→ **Task goal**: Could you copy every line of the data that contains "ball"?

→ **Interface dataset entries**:
┄┄┄┄┄┄
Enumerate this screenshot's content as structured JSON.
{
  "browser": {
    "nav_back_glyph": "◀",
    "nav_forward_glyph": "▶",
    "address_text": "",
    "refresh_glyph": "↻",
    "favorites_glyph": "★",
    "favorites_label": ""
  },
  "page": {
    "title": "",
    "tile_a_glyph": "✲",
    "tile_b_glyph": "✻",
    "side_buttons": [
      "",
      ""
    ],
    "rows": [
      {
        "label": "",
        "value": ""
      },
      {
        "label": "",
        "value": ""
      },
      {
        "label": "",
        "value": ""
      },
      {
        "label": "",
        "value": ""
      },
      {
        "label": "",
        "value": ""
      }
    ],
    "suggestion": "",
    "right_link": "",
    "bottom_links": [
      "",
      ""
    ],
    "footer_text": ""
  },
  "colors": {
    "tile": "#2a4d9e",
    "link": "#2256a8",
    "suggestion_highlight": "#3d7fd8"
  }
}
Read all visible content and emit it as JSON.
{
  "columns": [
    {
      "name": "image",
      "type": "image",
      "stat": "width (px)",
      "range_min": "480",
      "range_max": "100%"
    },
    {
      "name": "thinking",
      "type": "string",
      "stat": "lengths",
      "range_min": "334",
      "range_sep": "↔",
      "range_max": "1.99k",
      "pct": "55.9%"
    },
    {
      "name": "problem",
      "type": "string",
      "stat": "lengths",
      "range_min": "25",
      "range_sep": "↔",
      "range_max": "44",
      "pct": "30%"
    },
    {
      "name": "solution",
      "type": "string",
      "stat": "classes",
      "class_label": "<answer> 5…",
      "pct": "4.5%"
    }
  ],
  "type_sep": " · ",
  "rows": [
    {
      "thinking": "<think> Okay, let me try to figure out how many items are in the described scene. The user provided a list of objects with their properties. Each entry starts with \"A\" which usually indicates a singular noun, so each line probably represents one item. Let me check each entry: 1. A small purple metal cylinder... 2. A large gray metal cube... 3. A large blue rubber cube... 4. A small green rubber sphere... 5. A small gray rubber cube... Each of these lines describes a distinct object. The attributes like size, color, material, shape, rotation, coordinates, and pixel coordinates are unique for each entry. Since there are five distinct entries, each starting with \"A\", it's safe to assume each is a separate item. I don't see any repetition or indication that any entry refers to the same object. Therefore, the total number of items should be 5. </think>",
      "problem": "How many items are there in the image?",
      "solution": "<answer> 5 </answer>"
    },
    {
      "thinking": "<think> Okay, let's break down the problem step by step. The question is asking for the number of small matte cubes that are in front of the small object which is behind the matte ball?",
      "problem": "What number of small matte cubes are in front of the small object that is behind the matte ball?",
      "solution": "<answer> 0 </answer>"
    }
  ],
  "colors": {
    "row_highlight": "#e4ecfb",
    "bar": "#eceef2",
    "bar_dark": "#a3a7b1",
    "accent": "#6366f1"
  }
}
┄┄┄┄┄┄
→ **Task output**:
      "thinking": "<think> Okay, let's break down the problem step by step. The question is asking for the number of small matte cubes that are in front of the small object which is behind the matte ball?",
      "problem": "What number of small matte cubes are in front of the small object that is behind the matte ball?",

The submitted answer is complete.